If you’re a software developer, the words “daily scrum meeting” probably sound all too familiar. If you’re not, you may be wondering what this means, or why developers swear by this method of team coordination.
What Is a Daily Scrum Meeting?
The term “scrum” is a rugby analogy in which a team gets together to organize and make changes quickly before the game restarts.
However, in the world of software development, “scrum” takes on a different meaning. “Scrum” is a daily meeting in which team members report their progress to the a designated leader, titled the “scrum master”. The scrum master is the person who manages the information being exchanged between coworkers.
However, there are two differences between a daily scrum meeting and other, daily progress meetings:
1. The “Sprint Period”
The daily scrum meeting is most commonly used for product development, in which teams works together to reach a common goal. This almost always takes place over a “sprint period” of two weeks.
The purpose of the sprint period is to focus all efforts on one singular goal during this time. This allows for fewer interruptions and more focused work.
2. The Format
Scrum meetings are quick and simple.
Three questions that make up a daily scrum meeting are:
- What was done yesterday?
- What is going to be done today?

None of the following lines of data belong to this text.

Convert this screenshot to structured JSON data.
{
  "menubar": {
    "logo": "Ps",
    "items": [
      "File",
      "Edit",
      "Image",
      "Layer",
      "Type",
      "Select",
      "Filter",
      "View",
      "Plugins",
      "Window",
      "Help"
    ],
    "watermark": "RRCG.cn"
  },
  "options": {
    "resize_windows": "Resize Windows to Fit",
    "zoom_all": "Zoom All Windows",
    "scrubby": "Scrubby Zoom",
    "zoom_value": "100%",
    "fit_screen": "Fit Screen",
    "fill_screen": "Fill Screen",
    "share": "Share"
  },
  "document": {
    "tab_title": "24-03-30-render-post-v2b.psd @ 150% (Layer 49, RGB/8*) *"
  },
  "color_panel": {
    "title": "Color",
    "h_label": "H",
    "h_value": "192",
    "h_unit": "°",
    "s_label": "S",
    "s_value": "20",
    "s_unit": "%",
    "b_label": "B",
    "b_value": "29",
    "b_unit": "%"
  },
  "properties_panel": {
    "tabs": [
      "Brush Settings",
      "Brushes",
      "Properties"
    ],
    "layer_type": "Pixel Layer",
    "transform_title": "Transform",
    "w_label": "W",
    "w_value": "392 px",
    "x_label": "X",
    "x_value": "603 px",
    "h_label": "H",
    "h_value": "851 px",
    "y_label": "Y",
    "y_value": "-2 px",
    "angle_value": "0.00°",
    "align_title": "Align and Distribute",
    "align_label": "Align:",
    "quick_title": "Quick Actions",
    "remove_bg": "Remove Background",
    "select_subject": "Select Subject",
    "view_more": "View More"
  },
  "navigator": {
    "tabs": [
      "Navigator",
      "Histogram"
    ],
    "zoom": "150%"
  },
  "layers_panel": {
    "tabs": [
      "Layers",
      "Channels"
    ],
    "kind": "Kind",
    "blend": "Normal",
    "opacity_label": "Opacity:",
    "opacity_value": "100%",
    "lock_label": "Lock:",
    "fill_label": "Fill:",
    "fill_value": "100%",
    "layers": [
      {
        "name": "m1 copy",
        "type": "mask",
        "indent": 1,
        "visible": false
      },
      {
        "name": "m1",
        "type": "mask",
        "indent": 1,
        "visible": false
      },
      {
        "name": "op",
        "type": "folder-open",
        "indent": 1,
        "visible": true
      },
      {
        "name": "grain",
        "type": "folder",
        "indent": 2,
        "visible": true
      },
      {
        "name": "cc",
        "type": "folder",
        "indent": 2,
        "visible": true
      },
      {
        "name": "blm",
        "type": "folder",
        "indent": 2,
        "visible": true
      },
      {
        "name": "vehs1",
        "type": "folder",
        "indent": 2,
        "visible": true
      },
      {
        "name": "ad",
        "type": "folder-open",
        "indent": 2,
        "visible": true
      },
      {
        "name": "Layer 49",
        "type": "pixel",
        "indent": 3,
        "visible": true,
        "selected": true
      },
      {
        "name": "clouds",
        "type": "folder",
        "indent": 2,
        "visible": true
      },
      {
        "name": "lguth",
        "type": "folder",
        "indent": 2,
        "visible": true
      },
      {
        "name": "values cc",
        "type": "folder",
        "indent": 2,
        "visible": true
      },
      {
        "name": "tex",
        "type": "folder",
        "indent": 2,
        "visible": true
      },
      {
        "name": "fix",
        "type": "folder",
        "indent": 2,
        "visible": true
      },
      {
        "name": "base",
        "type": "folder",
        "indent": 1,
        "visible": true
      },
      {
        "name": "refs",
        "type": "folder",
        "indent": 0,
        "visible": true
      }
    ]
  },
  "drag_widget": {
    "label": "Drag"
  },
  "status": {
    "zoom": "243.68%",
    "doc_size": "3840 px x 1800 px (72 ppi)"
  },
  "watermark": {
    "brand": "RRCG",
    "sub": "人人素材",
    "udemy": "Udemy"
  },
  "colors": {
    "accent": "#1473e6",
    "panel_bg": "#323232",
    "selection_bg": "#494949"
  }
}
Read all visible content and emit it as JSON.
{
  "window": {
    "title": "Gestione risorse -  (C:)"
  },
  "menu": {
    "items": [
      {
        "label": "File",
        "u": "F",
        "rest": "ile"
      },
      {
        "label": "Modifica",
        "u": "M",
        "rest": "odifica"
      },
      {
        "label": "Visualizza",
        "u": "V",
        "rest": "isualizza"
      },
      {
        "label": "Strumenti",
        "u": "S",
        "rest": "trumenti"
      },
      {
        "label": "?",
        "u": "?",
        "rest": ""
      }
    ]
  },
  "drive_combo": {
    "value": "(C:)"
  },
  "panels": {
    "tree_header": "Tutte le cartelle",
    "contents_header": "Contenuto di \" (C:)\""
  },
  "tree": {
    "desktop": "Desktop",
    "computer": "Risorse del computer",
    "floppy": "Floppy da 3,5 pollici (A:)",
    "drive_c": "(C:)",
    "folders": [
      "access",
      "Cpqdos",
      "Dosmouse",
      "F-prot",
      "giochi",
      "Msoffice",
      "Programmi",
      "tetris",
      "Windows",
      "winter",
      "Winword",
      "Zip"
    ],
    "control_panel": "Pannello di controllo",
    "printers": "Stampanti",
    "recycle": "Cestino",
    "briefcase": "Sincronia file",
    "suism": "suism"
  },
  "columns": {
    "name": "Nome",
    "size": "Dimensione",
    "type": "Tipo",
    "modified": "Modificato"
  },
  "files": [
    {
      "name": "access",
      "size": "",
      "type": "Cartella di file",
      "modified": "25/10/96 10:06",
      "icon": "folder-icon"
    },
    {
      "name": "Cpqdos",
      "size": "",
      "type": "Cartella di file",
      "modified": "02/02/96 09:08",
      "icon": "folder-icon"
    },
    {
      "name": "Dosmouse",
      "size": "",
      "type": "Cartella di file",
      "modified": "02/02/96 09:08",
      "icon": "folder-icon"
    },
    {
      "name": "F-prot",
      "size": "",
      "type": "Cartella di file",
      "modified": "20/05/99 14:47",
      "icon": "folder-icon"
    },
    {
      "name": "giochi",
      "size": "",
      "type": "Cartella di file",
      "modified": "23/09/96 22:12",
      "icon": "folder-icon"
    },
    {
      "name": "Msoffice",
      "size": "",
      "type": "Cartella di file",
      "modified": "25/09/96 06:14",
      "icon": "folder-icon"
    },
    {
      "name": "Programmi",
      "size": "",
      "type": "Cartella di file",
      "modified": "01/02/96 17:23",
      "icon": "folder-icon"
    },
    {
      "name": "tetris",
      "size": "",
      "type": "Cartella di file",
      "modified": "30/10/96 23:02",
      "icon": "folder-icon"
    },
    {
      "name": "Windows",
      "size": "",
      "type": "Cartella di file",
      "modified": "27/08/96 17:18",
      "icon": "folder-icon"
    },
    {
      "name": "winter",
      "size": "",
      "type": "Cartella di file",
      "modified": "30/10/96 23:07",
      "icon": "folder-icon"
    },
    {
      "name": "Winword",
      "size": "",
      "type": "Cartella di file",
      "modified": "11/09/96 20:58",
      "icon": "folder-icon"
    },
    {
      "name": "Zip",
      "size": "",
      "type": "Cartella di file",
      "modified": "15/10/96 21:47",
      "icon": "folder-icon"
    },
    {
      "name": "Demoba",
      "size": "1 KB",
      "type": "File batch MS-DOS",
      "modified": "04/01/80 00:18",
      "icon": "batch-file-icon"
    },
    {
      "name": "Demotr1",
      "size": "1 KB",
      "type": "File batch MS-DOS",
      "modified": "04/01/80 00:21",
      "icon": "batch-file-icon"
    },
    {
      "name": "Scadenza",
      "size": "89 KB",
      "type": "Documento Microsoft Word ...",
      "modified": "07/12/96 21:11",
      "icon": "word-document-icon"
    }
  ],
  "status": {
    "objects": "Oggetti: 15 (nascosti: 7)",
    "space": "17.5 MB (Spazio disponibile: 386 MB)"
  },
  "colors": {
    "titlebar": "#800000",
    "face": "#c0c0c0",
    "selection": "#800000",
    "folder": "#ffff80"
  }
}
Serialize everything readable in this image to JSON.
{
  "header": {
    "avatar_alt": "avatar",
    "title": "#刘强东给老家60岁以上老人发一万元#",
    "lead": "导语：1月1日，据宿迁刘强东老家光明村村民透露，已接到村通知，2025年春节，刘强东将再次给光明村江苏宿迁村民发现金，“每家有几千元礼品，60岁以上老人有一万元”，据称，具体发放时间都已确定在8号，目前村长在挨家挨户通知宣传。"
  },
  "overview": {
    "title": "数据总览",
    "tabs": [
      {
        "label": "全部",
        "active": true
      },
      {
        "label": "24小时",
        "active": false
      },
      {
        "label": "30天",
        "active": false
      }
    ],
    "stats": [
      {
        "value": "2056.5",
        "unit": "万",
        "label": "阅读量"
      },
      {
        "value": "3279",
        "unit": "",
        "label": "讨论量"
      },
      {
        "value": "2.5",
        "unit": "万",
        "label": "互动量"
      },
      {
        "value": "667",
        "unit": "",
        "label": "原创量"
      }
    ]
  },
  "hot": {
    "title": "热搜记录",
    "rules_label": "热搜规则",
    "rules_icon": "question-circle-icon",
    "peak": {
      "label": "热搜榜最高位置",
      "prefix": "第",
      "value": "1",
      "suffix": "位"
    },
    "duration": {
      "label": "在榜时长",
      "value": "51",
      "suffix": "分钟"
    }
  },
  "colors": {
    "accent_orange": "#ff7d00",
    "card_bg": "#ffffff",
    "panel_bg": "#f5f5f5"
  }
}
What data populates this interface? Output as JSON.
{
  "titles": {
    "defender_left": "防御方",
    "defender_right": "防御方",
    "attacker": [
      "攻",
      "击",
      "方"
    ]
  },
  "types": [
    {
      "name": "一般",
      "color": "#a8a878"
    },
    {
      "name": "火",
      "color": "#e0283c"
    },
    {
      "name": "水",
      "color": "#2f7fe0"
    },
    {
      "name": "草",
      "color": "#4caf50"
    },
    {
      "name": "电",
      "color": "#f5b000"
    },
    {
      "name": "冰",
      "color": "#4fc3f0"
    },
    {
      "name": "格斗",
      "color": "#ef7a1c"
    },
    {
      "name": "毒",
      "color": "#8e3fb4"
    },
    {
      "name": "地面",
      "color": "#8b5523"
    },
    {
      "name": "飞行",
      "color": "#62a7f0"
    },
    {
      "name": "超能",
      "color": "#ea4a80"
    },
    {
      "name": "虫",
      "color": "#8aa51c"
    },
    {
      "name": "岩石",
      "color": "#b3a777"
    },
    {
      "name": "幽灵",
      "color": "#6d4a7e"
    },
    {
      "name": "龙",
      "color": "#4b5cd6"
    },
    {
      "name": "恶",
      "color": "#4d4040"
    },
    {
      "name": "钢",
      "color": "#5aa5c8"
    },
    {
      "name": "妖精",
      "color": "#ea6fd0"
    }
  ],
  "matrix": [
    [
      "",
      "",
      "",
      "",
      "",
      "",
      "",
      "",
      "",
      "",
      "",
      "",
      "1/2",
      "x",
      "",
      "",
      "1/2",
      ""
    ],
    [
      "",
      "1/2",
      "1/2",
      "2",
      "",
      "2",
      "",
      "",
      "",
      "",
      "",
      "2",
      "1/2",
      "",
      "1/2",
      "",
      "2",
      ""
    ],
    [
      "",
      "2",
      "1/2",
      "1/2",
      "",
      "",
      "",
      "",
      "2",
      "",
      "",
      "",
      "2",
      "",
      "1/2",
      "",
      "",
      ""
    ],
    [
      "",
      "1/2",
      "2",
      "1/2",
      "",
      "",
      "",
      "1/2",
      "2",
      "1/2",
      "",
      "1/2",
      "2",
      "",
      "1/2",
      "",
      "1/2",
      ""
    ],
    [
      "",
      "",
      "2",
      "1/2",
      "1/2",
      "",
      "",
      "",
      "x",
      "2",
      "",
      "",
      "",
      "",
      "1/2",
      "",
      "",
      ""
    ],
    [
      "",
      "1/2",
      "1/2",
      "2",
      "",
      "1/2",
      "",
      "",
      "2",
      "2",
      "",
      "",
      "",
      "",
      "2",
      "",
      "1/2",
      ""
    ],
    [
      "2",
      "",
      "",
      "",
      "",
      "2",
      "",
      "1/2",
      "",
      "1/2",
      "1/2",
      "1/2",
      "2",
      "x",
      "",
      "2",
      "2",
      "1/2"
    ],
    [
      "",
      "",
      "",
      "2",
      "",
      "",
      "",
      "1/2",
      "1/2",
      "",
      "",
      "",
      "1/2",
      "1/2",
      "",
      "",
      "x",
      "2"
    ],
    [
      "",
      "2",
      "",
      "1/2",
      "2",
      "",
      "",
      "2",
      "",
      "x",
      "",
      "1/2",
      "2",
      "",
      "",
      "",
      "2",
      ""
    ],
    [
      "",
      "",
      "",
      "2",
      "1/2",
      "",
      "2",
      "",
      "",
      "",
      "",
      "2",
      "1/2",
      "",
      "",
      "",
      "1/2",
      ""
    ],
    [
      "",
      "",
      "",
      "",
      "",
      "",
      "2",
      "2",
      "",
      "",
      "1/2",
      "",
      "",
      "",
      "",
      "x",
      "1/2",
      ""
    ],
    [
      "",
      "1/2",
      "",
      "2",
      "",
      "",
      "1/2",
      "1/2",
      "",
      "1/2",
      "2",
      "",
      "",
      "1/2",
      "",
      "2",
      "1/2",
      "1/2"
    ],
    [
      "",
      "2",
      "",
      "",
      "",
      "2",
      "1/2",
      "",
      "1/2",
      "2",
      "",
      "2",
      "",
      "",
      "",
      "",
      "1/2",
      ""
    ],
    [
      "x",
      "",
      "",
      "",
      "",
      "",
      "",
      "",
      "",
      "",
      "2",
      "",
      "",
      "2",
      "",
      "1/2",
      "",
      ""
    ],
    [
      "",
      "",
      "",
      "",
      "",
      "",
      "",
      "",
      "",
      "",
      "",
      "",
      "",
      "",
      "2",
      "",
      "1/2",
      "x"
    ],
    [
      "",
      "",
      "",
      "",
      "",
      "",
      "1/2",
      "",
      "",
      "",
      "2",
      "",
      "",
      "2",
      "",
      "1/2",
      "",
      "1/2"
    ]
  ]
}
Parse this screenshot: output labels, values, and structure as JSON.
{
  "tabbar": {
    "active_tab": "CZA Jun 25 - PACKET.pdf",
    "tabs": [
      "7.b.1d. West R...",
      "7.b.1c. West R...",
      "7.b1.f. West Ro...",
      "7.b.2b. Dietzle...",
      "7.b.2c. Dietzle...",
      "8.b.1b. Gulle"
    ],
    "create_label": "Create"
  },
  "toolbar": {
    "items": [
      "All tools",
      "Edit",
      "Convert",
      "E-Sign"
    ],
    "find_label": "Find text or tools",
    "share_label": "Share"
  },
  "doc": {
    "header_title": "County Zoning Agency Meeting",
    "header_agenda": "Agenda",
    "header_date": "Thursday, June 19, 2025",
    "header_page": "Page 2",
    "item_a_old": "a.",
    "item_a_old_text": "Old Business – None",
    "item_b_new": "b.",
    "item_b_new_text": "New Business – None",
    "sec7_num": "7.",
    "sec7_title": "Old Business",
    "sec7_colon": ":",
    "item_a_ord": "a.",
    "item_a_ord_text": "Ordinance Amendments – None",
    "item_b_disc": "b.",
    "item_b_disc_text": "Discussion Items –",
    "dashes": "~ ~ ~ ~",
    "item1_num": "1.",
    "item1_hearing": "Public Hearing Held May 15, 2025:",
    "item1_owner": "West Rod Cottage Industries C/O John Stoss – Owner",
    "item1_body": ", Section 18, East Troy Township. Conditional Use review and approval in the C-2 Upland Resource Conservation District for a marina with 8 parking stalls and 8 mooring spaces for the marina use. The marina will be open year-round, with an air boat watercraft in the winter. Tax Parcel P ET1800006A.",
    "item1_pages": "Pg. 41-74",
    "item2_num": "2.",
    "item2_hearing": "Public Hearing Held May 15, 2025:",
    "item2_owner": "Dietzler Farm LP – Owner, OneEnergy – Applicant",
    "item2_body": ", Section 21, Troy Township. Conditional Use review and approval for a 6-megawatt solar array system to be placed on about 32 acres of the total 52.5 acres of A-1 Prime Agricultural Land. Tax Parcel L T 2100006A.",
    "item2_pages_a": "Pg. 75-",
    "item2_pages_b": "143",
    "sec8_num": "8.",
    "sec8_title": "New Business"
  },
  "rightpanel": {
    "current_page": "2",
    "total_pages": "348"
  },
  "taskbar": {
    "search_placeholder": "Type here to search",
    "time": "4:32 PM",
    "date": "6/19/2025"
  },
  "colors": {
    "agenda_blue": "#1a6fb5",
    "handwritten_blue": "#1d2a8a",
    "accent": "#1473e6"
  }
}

- Is there any sort of impediments in your way?
Focusing on only three, brief questions ensures that the meeting stays on track, while critical information is exchanged.
The Daily Scrum Meeting & Employees
Employees should view scrum meetings a time for team synchronization.
Since teammates are all present to hear what’s been finished, and what challenges each other are facing, it allows everyone to recalculate their own work flow in order to reach the final goal. An effective daily scrum meeting energizes the team, as each team member sees what their peers have achieved, and that tangible progress is being made toward a collective goal.
Daily Scrum for Non-Software Developers
The grand take-away of the “sprint period” and daily scrum meetings is that when a goal is set, and all efforts are focused on that goal, large amounts of progress can take place during a short period of time.
Consider this example: your company website is outdated. You need to find a new layout, update the FAQ pages, and produce a slew of content that explains your “story”, and provides the latest news about your product.
Rather than tackling this beast piece-by-piece in the free time between dozens of other tasks you juggle every day, why not take one-to-two week “sprint period” to tackle this beast once-and-for-all?
Break your team into small groups, or break the team down individually to focus on a small/unique area of expertise. Then, delegate accordingly.
Since each group or individual is focused on perfecting one area of the job, tasks are accomplished quickly ,efficiently, and without difficulty. With many groups working on various areas of the overall job, the job gets completed at an accelerated rate.
Conduct a daily scrum meeting each day during the sprint period to ensure things are on track.
Tools That Can Help
Remembering everything you’ve done over the course of the day is tough during a sprint period. With so many items coming in and out of your inbox, and on and off of your desk, it may be hard to gather your thoughts before the rapid-fire daily scrum meeting.
But have no fear, Priority Matrix is here!
Priority Matrix is a collaboration tool built to help you work more efficiently and keep projects on track. Along with quick delegation capabilities to help you break down the work-load of a two week sprint, Priority Matrix provides “daily reports” at the touch of a button.
Simply click to see everything you’ve added to your to-do list, modified, or checked off as done within the past 24 hours. Pull it up at your daily scrum meeting to facilitate meeting success.
Try it With Your Team
If you feel you’ve hit a slump, or there’s a looming project hanging over your head, arrange a two-week sprint with your team. Get ready to make serious dents in long term projects.